The rest of the puddles did not share the same magical quality, and the survey from here on was more vexing. My travel brochure had perhaps left out the finer details of how muddy and wormlike the BM passage was, and I think that was not lost on my teammates. Jokes were cracked, groans were issued, and the occasional lighthearted mutiny was proposed until eventually, Patty informed us that her coworker had a term for this kind of situation. Booger bear. With that, our team had a name. How did we know that we were experiencing a booger bear? To move meant to coat yourself in mud, with little recourse. The walls were mud, the floor was mud, and the ceiling was often mud. We were surveying in a Nutella jar. It was the worst for Andrea. She had the unenviable task of keeping the survey book clean, and was, as the sketcher, at the back of our single-file line. This meant that by the time she got to a puddle, it had already been thrice trampled into a state more akin to gravy than water. I can tell you from having seen the near immaculate book later, that she did rise to the occasion. That is why she was the sketcher, and I was plastering flagging tape to the walls with mud pies. Know your strengths.

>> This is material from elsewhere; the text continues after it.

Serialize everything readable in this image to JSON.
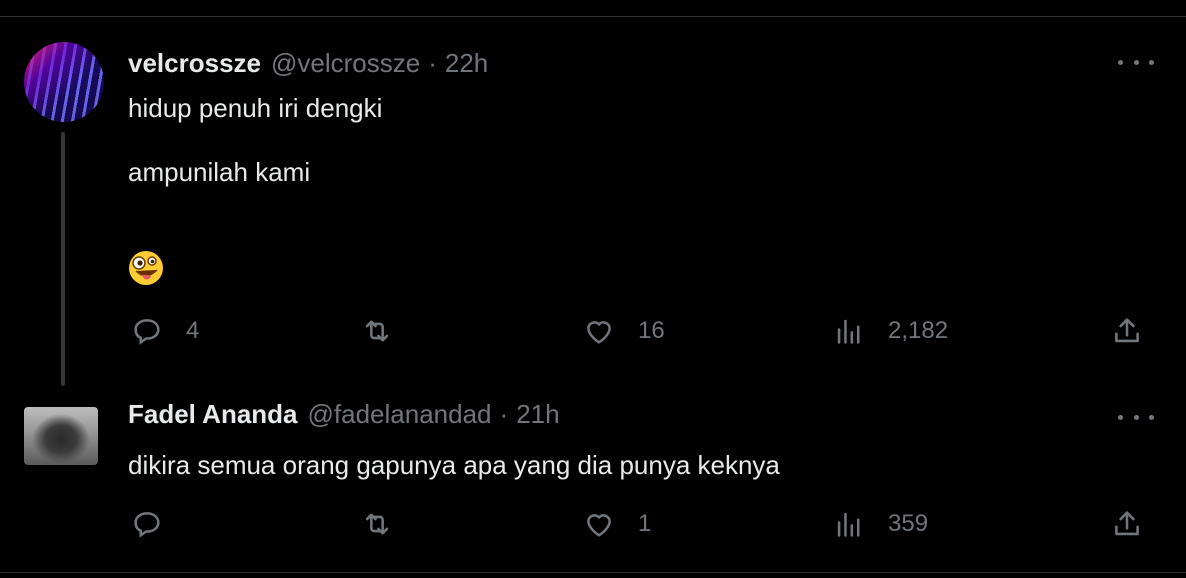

It was slow going, but we were making progress. I set stations and occasionally read instruments or pulled tape when it was more practical from my position. Grace was on tape and backsight duty, Patty was on foresight duty, and Andrea brought up the rear of our column. If ever a passage did not want to be surveyed, this was a contender and despite their feedback, I was not setting stations with the intentional goal of making the instruments suffer. Most of our shots were 1 to 2 meters, but we did hit a home run between stations 16 and 17, shooting a whopping 5 meters! We rejoiced. Station 17 was bittersweet however since the farther in we went, the worse the air became. I am a poor canary, so fortunately Andrea had the good sense to bring it up and after a group morale check, it was decided that we would finish out the last two stations and turn back. The last two stations were a tremendous pain in the butt however, so much so that since Grace and I had already pushed our way in, the book would be passed forward,I would sketch the last bit. Grace headed back too and I was left there for a few minutes to admire Andrea’s extraordinary cleanliness up to that point.

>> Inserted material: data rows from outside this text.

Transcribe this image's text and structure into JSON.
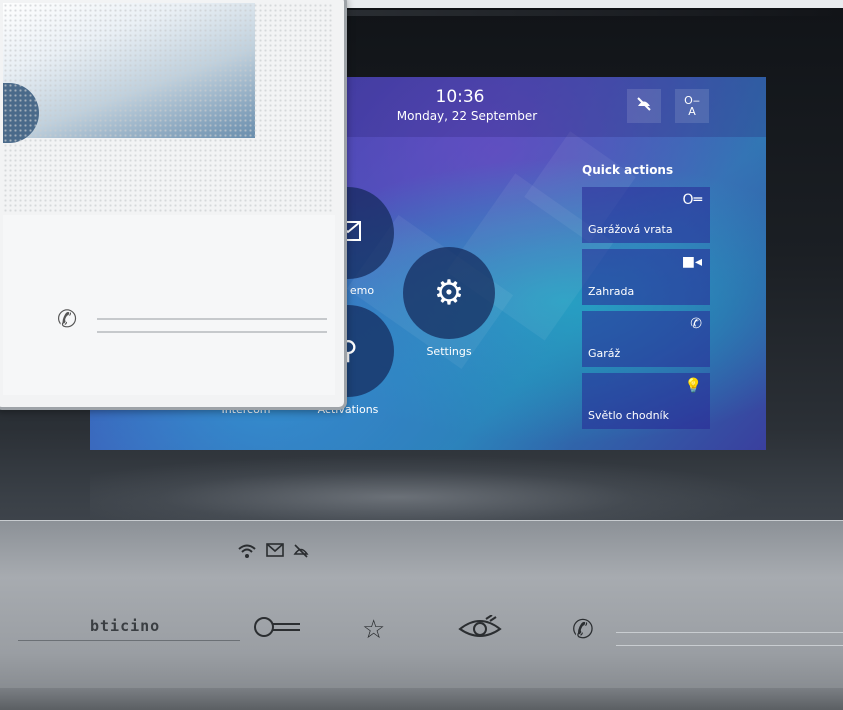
{
  "status_bar": {
    "time": "10:36",
    "date": "Monday, 22 September"
  },
  "top_buttons": [
    "do-not-disturb-icon",
    "key-a-icon"
  ],
  "menu": {
    "items": [
      {
        "label": "Intercom",
        "icon": "intercom-icon"
      },
      {
        "label": "Activations",
        "icon": "activations-icon"
      },
      {
        "label": "Settings",
        "icon": "gear-icon"
      },
      {
        "label": "emo",
        "icon": "envelope-icon"
      }
    ]
  },
  "quick_actions": {
    "title": "Quick actions",
    "items": [
      {
        "label": "Garážová vrata",
        "icon": "key-icon"
      },
      {
        "label": "Zahrada",
        "icon": "camera-icon"
      },
      {
        "label": "Garáž",
        "icon": "phone-icon"
      },
      {
        "label": "Světlo chodník",
        "icon": "lightbulb-icon"
      }
    ]
  },
  "bottom_panel": {
    "brand": "bticino",
    "indicators": [
      "wifi-icon",
      "mail-icon",
      "mute-icon"
    ],
    "controls": [
      "key-icon",
      "star-icon",
      "eye-icon",
      "phone-icon"
    ]
  },
  "colors": {
    "screen_primary": "#3f55b6",
    "screen_accent": "#2a7bb2",
    "tile_bg": "#2a2a96",
    "panel_silver": "#a7abb0"
  }
}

For my part, I didn’t make it appreciably worse, which in my book is a victory. I wrapped up and rejoined Team Booger Bear in the main Boneyard passage. Clean water! We rejoiced once more. But, moments later, Patty discovered that she had been betrayed by a broken zipper and her pocket headlamp had been left behind. She was content to leave it for next time, but I hate to lose things, and I couldn’t pass up another ride on the Otter Slides, so I turned around and retraced our steps, combing my fingers through the muck as I went. I hit station 19 and turned back empty-handed and while rehearsing the best way to deliver that disappointment unto Patty, I saw the hint of a fabric strap and recovered the light out of the soup.
I backtracked and cleaned off, and the four of us set off for the entrance at 6:30 PM. After an hour of walking, crawling, swimming, dragging, and murky water shin busting we were back at the bottom of the shaft, gearing up for our imminent rapture. By 7:43 PM, Grace and I were topside, greeted by the dried-off members of our fellow teams, a plate of hot quesadillas, and David Ochel carrying a tray of cold beverages. Patty and Andrea followed shortly, and with that, the brave Booger Bears were all safely above ground, the last to leave and the muddiest of the day.